Task instructions: Line filter on the word "author": copy each matching line from the entries.

The data:
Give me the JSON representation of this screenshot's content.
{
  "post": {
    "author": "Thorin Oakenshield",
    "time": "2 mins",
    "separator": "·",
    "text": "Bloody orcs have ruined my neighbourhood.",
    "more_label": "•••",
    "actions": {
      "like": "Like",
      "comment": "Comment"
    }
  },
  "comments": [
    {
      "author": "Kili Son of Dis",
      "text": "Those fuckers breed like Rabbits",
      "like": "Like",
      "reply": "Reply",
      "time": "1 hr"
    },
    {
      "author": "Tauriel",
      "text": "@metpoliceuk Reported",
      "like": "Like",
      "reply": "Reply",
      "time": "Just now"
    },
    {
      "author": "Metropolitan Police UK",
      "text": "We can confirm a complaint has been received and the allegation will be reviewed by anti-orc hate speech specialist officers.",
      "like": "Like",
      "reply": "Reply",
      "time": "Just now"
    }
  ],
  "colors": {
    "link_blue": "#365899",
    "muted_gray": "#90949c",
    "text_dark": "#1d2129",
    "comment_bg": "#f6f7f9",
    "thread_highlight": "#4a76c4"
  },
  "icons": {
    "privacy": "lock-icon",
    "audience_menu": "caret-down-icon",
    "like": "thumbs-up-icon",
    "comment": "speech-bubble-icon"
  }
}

Task answer:
    "author": "Thorin Oakenshield",
      "author": "Kili Son of Dis",
      "author": "Tauriel",
      "author": "Metropolitan Police UK",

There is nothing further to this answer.